Then a new high in excess of TWD100 billion (USD3.4 billion) was achieved on Oct. 18, 2013. Bidders were in hot pursuit of the 1800 MHz band, followed by the 700 MHz band. The 900 MHz band attracted very little interest because it is currently used for 2G global systems for mobile communications and will run into the problem of frequency relocation. Equipment supply also remains insufficient.
Incumbent operators have complained that the 4G tender had become a gamble in which the government serves as the banker. As the bidding prices for 4G continued to rise, the financial pressure on the shoulders of telecommunications operators for future 4G operations increased. A minister without portfolio in charge of technology policy planning in the government indicated to the media that the tender had “overheated”, and that the government had expected the total award amount to be 150% of the bottom price.
4G Tender Rules Criticised
Consumer advocates have also openly criticised the design of the 4G tender rules for being problematic. Although the NCC can generate huge revenues for the government through the competitive tender, this does not contribute to industry development or to newer and better telecommunications services for consumers. In the future, consumers will suffer from high tariffs charged by operators to recoup their costs.
Although a cooling-off mechanism is designed in the 4G tender rules where the NCC is authorised to reduce the scale of competitive tender, the NCC did not initiate such a mechanism to reduce the heat of the competitive tender.
According to information provided by a research institution, commissioned by the NCC before the competitive tender, on the results of the spectrum auctions conducted in Australia, France, Germany, Sweden, Switzerland and the United Kingdom between 2010 and 2013, Taiwan’s competitive tender can only be described as an “unprecedented success”. In comparison with Switzerland, which is slightly bigger than Taiwan in land area, the total price for awarding a total of 625 MHz bandwidth consisting of 800 MHz, 900 MHz, 1800 MHz, 2100 MHz and 2600 MHz bands in 2012 was only around TWD30.8 billion (USD1.04 bilion).
Parliamentarians in Taiwan have proposed to amend the Telecommunications Act and have requested that all revenues from the 4G bandwidth tender be assigned to the universal service fund, which shall be used exclusively to elevate broadband development in remote and rural areas and to close the digital divide.
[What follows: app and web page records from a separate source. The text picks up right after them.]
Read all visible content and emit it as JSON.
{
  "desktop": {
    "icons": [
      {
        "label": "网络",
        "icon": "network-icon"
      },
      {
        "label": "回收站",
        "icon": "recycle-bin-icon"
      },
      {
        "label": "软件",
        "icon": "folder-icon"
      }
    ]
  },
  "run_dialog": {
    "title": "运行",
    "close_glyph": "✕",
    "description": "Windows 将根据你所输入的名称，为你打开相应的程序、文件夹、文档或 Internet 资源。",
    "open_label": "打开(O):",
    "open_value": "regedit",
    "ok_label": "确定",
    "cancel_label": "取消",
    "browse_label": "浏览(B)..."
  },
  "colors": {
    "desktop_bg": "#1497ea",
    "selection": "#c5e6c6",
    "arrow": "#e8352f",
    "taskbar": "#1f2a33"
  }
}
The NCC’s response to this proposal is “more than welcome!”
This article was first published in the ILO Telecommunications Newsletter — www.internationallawoffice.com.